Lot

2 Peter 2:7-8; Genesis 11-14,19; Psalm 83:8; Luke 17:28-29; Luke 17:32
Son of Haran the brother of Abraham. He seems to have accompanied Abraham without having a like faith in Abraham’s God. When their flocks and herds had so increased that they could no longer dwell together, Abraham bade his nephew choose where he would turn. Lot looked on the well-watered plain of the Jordan, and went toward Sodom, notwithstanding that the men of that city were exceedingly wicked. The next record of Lot is that he dwelt in Sodom, and from thence was carried away by the four kings who made war against that city.
Though rescued by Abraham he did not profit by the discipline, but returned to dwell in the guilty city; whereas Abraham would not accept so much as a shoe latchet from its king. Lot is next seen sitting in the gate of Sodom, the place of power and judgment, when the two angels arrived to destroy the city. He acted hospitably towards them, but had to be rescued by them from the enmity of the inhabitants.
Lot and his family were loth to leave the city, but the angels hastened them out, and bade them flee to the mountains. Lot begged to be allowed to go to Zoar, and was permitted; but, fearing to stay there, he left with his two daughters and abode in a cave, where, alas, he became the father of Moab and Ben-ammi, the ancestors of the Moabites and the Ammonites, who are afterward alluded to as the children of Lot.
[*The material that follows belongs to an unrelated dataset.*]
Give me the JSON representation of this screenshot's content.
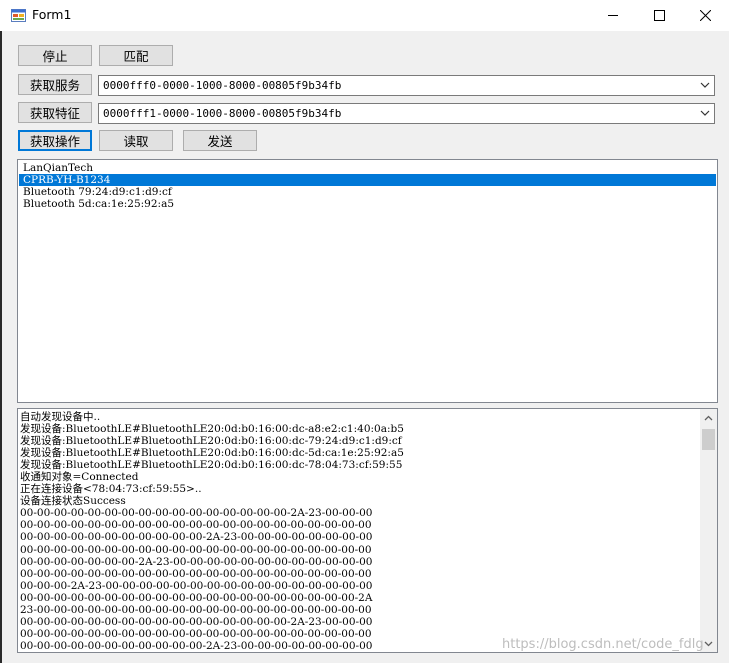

From his history in the Old Testament it could not have been discovered that he was a righteous man; but this testimony is given of him in 2 Peter 2:7-87And delivered just Lot, vexed with the filthy conversation of the wicked: 8(For that righteous man dwelling among them, in seeing and hearing, vexed his righteous soul from day to day with their unlawful deeds;) (2 Peter 2:7‑8), where he is called “just Lot,” who, as a righteous man, was daily vexed in his soul by the unlawful deeds of those among whom he dwelt. Though God delivered him, he is a solemn instance of a righteous man dwelling needlessly amid gross wickedness; his course being the strongest contrast to that of Abraham (Gen. 11-14, 19; Psa. 83:88Assur also is joined with them: they have holpen the children of Lot. Selah. (Psalm 83:8); Luke 17:28-2928Likewise also as it was in the days of Lot; they did eat, they drank, they bought, they sold, they planted, they builded; 29But the same day that Lot went out of Sodom it rained fire and brimstone from heaven, and destroyed them all. (Luke 17:28‑29)).
LOT’S WIFE, on leaving Sodom, looked back and became a pillar of salt and is held up as a warning not to linger but to flee from coming judgments (Luke 17:3232Remember Lot's wife. (Luke 17:32)).